Share, comment, and let me know if you try this recipe out! I kept it simple for teenage tastes, but you can add any veggies you like in there!
Okay, so I lived through my first year of teaching high school. I lived, and I signed on for another. And then immediately began planning and dreaming about how next year, oh next year was going to be so much different.
One goal I have is to increase awareness of healthy snack options for my students. I came up with this project on the fly last year and ran with it. It needs some refining, but we're doing it again this year.
I told my students, we're going to make recipes that have three criteria:
1. They are cheaper than fast food.
2. They take 5 minutes to make.
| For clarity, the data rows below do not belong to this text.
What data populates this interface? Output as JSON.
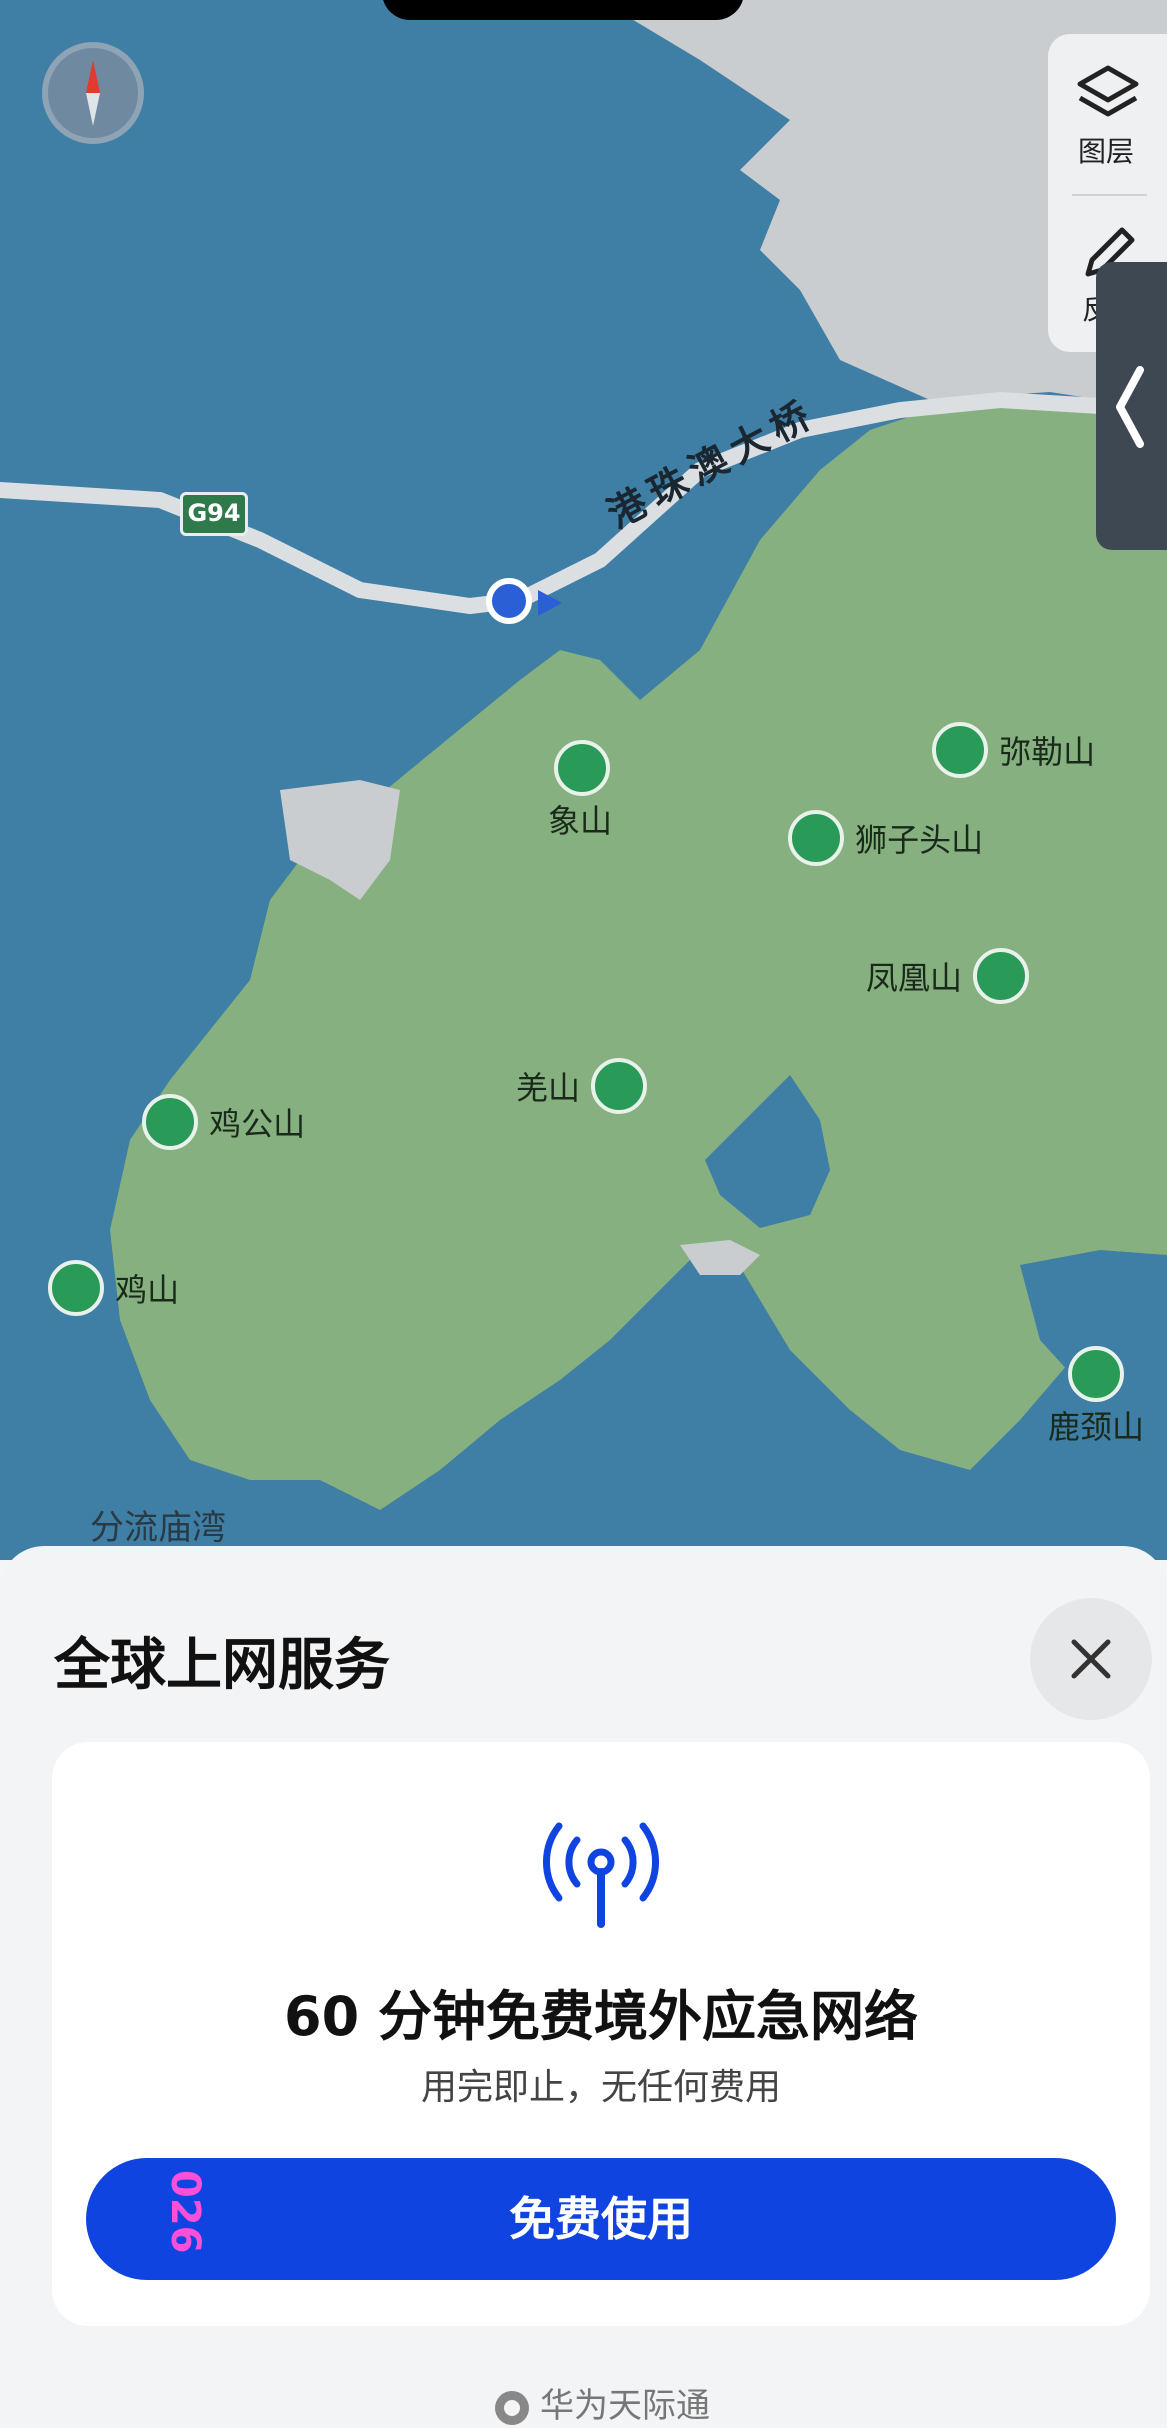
{
  "map": {
    "road_label": "港珠澳大桥",
    "highway_shield": "G94",
    "places": [
      {
        "name": "象山"
      },
      {
        "name": "弥勒山"
      },
      {
        "name": "狮子头山"
      },
      {
        "name": "凤凰山"
      },
      {
        "name": "羌山"
      },
      {
        "name": "鸡公山"
      },
      {
        "name": "鸡山"
      },
      {
        "name": "鹿颈山"
      }
    ],
    "bay_label": "分流庙湾",
    "layers_label": "图层",
    "edit_label_partial": "反",
    "compass_icon": "compass-icon",
    "colors": {
      "water": "#3f7ea5",
      "land": "#86b07f",
      "urban": "#c9cdd0",
      "road": "#dcdfe2",
      "pin": "#2a9a58",
      "location": "#2a5fd6"
    }
  },
  "sheet": {
    "title": "全球上网服务",
    "close_icon": "close-icon",
    "card": {
      "icon": "signal-tower-icon",
      "heading": "60 分钟免费境外应急网络",
      "subtext": "用完即止，无任何费用",
      "button_label": "免费使用",
      "button_overlay": "026"
    },
    "footer": "华为天际通",
    "accent": "#1044e0"
  }
}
3. They are healthier versions of snacks you already like to eat.
4. (Bonus point) You will get to eat these snacks in class.
This upcoming year, I'd like to give the students the option to research what recipes to try, giving them more control over the project. I'd also like to have them analyze nutritional content for each recipe this time around. Anyway, here's the basic plan:
Objective: Students will taste one healthy recipe per week. Students will analyze the recipe and make suggestions for modifications.
Materials needed: 3 x 5 index cards, construction paper, ingredients for recipes
1. Once a week, at the start of class, I demonstrated the entire procedure for making a healthy recipe. Students took notes on what ingredients I used, amounts, and procedures on the index card. They would tape the index card to a blank piece of construction paper.
2. Students each tasted the final result of the recipe. On a second index card, they answered the following questions: Describe the taste of this recipe. Did you like it? Why or why not? Would you make it at home? What changes to this recipe would you make if you were making it for yourself? They then added this "recipe review" card to their sheet of construction paper.
3. Students added one recipe page per week to their notebooks. At the end of the semester, they completed a Wellness Notebook introduction page, in which they reviewed all of their recipes and summarized the results. The entire project was turned in at semester's end.
Now, I want to say: my first year of teaching was all about survival. This means I didn't take any photos of this fantastic project. I promise to take more photos of future projects! I will include one or two of the recipes we used in a future post.
Let me know if you have recipe ideas for us! I'd like to hear your feedback!
I'm a school librarian, cookbook author, and longtime fan of food and literature. Welcome to my blog!